Web page and app entries:
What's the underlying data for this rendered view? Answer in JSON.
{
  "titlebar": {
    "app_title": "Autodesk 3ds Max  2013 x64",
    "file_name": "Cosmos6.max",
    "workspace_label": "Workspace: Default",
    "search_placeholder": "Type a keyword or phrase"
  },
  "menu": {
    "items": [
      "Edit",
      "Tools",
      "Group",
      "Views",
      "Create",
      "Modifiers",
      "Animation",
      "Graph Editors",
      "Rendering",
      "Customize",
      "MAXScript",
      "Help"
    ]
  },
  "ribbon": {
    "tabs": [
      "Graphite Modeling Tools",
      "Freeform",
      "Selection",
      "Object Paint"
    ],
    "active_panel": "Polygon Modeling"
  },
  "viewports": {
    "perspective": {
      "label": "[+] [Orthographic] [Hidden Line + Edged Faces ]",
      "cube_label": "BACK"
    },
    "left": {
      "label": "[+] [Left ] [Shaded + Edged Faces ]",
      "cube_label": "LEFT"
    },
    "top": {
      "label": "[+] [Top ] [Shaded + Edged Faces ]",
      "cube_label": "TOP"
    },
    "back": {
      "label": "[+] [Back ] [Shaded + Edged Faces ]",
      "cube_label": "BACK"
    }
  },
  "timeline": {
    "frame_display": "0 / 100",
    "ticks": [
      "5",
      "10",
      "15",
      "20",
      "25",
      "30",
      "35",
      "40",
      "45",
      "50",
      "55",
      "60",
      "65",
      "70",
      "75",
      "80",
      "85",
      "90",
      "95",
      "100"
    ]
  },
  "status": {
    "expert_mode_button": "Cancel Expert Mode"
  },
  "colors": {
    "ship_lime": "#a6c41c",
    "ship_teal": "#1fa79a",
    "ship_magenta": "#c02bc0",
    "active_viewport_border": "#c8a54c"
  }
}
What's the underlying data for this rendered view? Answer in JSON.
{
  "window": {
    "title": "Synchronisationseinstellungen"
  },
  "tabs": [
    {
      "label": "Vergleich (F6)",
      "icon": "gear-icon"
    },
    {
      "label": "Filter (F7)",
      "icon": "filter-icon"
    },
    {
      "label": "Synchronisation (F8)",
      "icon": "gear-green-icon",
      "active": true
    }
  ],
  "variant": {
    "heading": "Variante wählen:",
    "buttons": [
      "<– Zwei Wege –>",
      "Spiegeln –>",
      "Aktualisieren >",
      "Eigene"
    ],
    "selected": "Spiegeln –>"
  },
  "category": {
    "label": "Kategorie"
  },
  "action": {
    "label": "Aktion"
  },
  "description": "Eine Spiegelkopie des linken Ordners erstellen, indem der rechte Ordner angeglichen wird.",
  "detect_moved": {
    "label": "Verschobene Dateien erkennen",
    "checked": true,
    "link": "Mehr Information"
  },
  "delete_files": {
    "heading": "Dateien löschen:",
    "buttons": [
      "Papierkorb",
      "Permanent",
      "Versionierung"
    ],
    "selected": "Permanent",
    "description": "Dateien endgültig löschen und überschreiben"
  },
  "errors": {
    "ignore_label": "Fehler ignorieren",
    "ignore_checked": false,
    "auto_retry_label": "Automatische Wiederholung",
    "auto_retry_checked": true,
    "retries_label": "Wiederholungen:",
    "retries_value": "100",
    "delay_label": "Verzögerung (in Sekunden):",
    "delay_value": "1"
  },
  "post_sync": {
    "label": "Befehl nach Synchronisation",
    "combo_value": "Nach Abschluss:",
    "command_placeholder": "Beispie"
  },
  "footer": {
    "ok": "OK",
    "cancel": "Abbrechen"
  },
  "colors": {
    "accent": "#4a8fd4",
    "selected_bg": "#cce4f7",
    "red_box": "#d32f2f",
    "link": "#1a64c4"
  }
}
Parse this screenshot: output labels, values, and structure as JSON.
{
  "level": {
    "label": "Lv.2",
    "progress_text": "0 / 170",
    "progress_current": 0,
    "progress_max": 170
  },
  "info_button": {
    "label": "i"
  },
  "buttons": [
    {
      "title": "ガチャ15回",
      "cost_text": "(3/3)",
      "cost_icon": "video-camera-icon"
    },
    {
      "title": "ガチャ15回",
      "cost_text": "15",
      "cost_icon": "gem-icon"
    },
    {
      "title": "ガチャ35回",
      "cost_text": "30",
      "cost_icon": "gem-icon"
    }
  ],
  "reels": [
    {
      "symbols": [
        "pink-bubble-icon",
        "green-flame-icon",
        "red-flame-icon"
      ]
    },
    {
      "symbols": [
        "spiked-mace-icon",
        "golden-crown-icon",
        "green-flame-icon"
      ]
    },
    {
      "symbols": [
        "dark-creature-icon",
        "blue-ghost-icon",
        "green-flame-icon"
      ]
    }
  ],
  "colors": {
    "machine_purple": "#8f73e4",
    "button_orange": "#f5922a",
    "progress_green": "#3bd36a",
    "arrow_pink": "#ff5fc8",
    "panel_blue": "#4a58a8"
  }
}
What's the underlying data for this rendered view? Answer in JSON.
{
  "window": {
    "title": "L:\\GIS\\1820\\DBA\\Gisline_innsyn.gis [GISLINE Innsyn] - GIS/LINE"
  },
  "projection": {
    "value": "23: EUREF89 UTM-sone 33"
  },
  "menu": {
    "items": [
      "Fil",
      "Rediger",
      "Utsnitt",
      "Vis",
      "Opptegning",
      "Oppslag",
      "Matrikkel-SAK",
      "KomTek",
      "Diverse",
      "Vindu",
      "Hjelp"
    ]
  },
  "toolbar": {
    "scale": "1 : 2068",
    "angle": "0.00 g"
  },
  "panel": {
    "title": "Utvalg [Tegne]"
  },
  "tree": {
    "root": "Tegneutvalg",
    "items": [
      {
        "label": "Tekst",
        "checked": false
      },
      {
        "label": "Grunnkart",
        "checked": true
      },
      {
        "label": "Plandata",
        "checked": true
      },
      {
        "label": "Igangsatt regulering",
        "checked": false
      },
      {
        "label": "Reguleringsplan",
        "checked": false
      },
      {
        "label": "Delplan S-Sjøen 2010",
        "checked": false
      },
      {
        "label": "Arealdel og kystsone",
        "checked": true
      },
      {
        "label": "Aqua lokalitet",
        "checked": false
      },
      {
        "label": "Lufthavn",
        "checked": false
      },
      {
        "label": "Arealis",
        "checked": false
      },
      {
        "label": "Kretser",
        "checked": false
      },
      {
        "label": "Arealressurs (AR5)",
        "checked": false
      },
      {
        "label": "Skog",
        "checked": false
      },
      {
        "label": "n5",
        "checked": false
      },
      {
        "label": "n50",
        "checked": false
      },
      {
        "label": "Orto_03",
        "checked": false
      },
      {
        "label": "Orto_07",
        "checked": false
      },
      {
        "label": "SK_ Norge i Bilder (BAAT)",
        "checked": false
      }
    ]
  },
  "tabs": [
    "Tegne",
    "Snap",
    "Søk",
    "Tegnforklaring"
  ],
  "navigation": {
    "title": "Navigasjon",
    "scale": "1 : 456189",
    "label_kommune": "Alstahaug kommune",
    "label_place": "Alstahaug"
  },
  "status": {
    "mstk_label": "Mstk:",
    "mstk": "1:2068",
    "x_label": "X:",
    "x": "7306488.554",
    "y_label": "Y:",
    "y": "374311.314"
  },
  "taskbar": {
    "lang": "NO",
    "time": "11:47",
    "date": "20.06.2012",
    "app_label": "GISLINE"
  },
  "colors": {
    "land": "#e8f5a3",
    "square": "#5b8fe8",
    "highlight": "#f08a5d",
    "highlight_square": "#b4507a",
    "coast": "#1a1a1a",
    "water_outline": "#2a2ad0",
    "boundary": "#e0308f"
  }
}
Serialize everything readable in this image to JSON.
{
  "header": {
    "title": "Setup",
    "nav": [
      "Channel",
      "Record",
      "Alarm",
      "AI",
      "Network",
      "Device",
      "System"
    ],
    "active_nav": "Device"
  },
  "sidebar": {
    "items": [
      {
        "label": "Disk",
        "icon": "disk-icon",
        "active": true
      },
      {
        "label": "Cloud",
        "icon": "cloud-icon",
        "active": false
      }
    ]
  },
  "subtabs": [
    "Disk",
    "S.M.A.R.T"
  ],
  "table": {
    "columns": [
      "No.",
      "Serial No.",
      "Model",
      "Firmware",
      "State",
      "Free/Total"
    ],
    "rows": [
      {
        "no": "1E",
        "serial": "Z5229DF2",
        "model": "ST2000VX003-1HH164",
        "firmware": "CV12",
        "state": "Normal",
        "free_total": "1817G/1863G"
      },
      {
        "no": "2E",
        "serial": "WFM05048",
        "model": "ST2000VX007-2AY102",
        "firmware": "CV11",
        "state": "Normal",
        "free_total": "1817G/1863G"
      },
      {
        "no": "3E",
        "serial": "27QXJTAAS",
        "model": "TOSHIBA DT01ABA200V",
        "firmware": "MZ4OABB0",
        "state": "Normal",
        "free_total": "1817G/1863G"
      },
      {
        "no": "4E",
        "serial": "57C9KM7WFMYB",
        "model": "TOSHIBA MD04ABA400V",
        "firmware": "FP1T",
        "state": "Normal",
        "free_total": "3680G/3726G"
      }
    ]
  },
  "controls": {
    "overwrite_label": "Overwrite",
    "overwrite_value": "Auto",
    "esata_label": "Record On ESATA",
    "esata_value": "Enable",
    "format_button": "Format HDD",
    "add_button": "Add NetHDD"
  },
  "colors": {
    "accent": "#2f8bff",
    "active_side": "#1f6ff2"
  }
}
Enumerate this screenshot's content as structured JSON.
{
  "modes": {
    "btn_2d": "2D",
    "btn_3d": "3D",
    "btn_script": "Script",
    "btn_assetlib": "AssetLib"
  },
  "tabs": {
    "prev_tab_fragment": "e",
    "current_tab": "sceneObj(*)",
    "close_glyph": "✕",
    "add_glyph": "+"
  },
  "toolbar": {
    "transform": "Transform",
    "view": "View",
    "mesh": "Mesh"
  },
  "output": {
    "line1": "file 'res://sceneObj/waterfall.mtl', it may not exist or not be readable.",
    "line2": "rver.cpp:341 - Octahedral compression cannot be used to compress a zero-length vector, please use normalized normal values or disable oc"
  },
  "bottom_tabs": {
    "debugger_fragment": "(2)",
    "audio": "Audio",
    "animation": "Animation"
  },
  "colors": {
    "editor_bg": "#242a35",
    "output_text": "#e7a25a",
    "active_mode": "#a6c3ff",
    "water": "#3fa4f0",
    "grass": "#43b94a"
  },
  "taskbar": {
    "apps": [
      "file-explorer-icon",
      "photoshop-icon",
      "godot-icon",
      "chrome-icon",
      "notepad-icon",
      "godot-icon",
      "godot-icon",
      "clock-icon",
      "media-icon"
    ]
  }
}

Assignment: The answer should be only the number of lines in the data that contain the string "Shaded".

Output for this task: 3